MIAMI COUNTY — The nearly 16,000 voters in Miami County who requested absentee ballots are experiencing a delay in receiving those ballots due to a third-party vendor issue, according to the board of elections officials.
Director Laura Bruns reported the issue to the board of elections on Tuesday during a special meeting.
“On Friday we learned that Midwest Direct, which is the mailing company that IVS (a third party vendor) actually contracts with, we don’t have a direct contract with Midwest, but we learned they were having some delays,” Bruns said. “We understood that they were having an equipment issue over the weekend, prior to the start of early voting.”
Bruns said Miami County is one of 14 counties the mailing company is to send out ballots — including large Ohio counties including Cuyahoga County (Cleveland area), Summit, Butler counties.
“They are working very hard to catch up,” Bruns said. “Our understanding is that our ballots are out.”
The board previously approved to use IVS, the lowest bidder for $2.23 per ballot for up to 25,000 ballots.
The IVS vendor receives Miami County’s requests for absentee voting. The quote included database and election setup, packet assembly, and mailing, which includes ballot, return envelope security sleeve and voter instructions; ballot printing, USPS mail tracking, and postage.
Bruns said those ballots can be tracked online by voters with the post office. Bruns said Butler County officials have reported once the ballots were out, it took two days to be delivered to residents. Monday was a federal holiday and the post office was closed.

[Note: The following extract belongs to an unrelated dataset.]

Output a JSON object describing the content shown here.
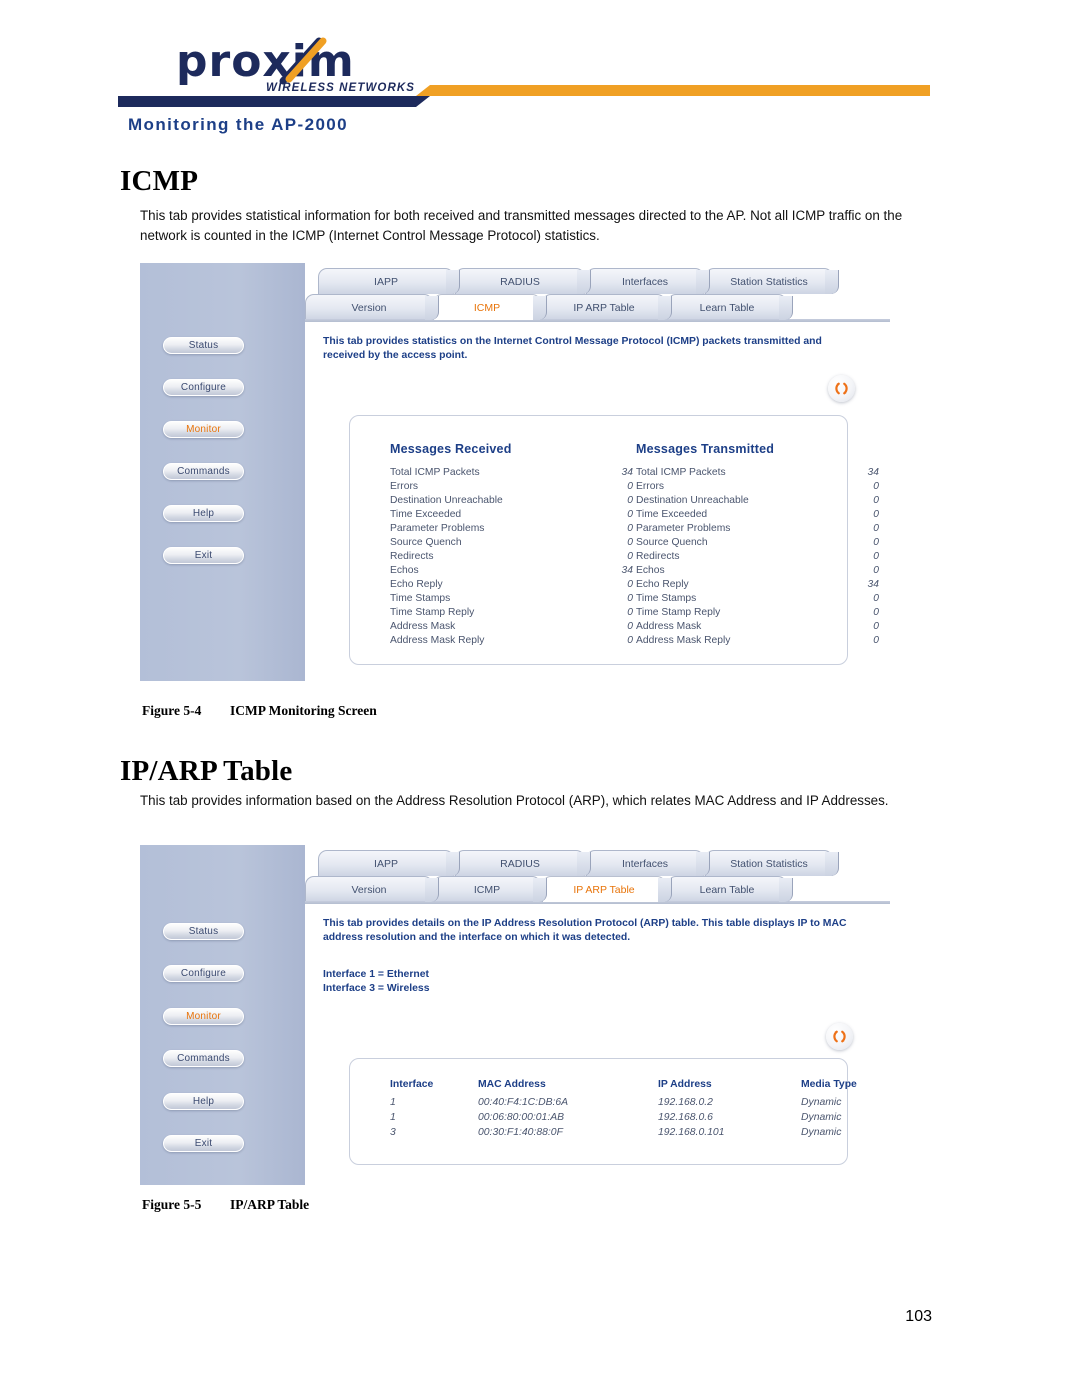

“We are anticipating those ballots will be reaching people by the end of this week, which is still plenty of time to get them back to us,” she said. “Not exactly the start we’d like to have had with our mail, but it’s going and the number of applications we have been receiving has increased — it’s just so different from a typical presidential election year.”
Bruns said the office has been fielding phone calls from concerned voters.
“We are getting that word out to the voters that we are working on getting those ballots out as quickly as possible,” Bruns said.
Chairman David Fisher said he got online to track his ballot request on Tuesday. Fisher said he read it was “in the mail” on Oct. 6 to which Bruns explained that was the day the Miami County Board of Elections sent their absentee application request files to the IBS vendors.
Bruns said she doesn’t know if there’s a way to change the wording on the tracking system to clarify the process, but Deputy Director Ian Ridgeway said the only way he’d know how to do it is one-by-one.
Bruns and Ridgeway both said it’s positive that voters are looking at the tracking system for their ballots for the application to when their ballot is received by the office.
• New directive for absentee voters who want to vote early instead
If a voter has decided to vote in person rather than by mail, but they’ve already requested an absentee ballot, a new change in the rules from the Secretary of State’s Office states you can vote early in person.
If a voter has already received an absentee ballot in the mail, the board of elections will ask for it back and give you a new, regular ballot at the early in-person voting site. You’re not required to return the other ballot as a condition for getting a new one, however. Ohio counts early ballots as they come in, so your vote will be processed ahead of Election Day.
If you’ve requested an absentee but show up to vote on Election Day, you will have to vote provisionally, meaning the ballot won’t be added to the count until after Nov. 3.
“The board of elections may count only one ballot per voter,” the directive says. “If the voter marks and returns more than one ballot, the board must count only the first ballot received. It is a felony to vote more than once in the same election.”
The deadline to request an absentee ballot is three days before the election, but voters can submit their application at any time. If mailed, absentee ballots must be postmarked by the day before the election in order to be counted. You can also return your absentee ballot in-person to the county board of elections before the close of the polls at 7:30 p.m. on Election Day, Nov. 3.
In Ohio, absentee ballot requests increased by 316,033 to a total of 2,470,268 absentee ballot applications received by county boards of elections statewide. This includes 23,853 requests from military and overseas voters. At the same time during the 2016 election, 1,245,670 absentee ballots had been requested.